Arimura H. (1997) Learning acyclic first-order horn sentences from entailment. In: Li M., Maruoka A. (eds) Algorithmic Learning Theory. ALT 1997. Lecture Notes in Computer Science (Lecture Notes in Artificial Intelligence), vol 1316. Springer, Berlin, Heidelberg

Abstract
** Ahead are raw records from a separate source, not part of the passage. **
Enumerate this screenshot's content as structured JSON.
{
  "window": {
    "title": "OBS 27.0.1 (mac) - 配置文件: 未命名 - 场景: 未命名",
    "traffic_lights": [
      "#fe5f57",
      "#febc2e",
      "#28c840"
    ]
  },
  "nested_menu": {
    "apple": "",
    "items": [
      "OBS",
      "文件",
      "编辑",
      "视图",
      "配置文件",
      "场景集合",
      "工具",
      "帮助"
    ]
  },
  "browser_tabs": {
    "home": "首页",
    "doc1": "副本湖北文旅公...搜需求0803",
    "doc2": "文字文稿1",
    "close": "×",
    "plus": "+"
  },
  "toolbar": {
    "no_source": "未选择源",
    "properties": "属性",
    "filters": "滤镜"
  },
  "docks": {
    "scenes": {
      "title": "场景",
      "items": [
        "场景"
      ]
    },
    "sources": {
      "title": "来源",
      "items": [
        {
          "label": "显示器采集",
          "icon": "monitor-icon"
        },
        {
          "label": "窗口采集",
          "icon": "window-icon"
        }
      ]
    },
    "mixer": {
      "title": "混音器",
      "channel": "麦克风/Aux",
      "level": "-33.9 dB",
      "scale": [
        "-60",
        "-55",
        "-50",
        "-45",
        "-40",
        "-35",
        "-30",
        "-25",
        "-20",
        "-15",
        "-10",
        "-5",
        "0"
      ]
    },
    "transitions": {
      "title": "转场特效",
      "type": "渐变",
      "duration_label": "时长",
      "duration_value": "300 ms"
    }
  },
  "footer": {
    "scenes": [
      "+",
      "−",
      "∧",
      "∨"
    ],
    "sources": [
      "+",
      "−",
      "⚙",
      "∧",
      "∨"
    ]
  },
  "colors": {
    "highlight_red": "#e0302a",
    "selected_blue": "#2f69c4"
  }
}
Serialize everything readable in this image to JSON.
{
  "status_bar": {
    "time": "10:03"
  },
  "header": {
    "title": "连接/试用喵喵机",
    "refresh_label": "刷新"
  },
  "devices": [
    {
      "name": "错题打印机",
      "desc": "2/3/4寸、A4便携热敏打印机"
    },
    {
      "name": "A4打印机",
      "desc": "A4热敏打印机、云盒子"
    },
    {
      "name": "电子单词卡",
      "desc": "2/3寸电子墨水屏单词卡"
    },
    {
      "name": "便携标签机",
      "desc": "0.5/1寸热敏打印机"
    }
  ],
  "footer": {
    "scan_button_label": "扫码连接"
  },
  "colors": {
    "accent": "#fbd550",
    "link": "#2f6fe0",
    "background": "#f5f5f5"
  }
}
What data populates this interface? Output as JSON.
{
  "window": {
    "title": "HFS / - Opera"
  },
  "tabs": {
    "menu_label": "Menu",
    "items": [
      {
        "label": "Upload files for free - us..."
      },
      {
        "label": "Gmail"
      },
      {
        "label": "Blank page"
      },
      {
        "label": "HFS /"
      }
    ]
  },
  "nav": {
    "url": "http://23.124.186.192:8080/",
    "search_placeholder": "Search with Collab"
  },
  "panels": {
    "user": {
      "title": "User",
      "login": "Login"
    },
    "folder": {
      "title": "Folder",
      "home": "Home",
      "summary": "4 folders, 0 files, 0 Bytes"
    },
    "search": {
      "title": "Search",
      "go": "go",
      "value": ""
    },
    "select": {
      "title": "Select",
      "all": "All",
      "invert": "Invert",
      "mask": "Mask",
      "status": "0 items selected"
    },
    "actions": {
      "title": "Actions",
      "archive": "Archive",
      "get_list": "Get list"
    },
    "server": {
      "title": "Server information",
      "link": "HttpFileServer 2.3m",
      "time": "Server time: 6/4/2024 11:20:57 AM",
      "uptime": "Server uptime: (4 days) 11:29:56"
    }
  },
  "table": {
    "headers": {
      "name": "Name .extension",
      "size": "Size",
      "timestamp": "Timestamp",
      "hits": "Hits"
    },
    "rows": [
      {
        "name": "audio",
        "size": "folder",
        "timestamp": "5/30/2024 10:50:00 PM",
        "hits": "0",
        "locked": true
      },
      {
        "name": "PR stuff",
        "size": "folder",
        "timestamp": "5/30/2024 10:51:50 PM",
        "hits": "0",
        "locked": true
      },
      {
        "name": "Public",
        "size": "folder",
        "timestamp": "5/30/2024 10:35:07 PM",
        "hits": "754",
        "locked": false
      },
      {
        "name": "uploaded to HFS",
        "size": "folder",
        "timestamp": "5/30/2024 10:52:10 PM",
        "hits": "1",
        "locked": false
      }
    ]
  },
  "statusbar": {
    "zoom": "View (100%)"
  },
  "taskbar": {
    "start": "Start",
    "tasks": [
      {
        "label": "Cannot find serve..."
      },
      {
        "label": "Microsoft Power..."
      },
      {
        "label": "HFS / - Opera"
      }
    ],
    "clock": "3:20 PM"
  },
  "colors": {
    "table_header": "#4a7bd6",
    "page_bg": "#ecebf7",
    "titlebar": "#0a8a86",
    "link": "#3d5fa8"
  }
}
This paper considers the problem of learning an unknown first-order Horn sentence H_{*} from examples of Horn clauses that H_{*} either implies or does not imply. Particularly, we deal with a subclass of first-order Horn sentences ACH(k), called acyclic constrained Horn programs of constant arity k. ACH(k) allows recursions, disjunctive definitions, and the use of function symbols. We present an algorithm that exactly identifies every target Horn program H_{*} in ACH(k) in polynomial time in p, m and n using O(pmn^{k+1}) entailment equivalence queries and O(pm^{2}n^{2k+1}) request for hint queries, where p is the number of predicates, m is the number of clauses contained in H_{*} and n is the size of the longest counterexample. This algorithm combines saturation and least general generalization operators to invert resolution steps. Next, using the technique of replacing request for hint queries with entailment membership queries, we have a polynomial time learning algorithm using entailment equivalence and entailment membership queries for a subclass of ACH(k). Finally, we show that any algorithm which learns ACH(k) using entailment equivalence and entailment membership queries makes μ(mn^{k}) queries, and that the use of entailment cannot be eliminated to learn ACH(k) even with both equivalence and membership queries for ground atoms are allowed.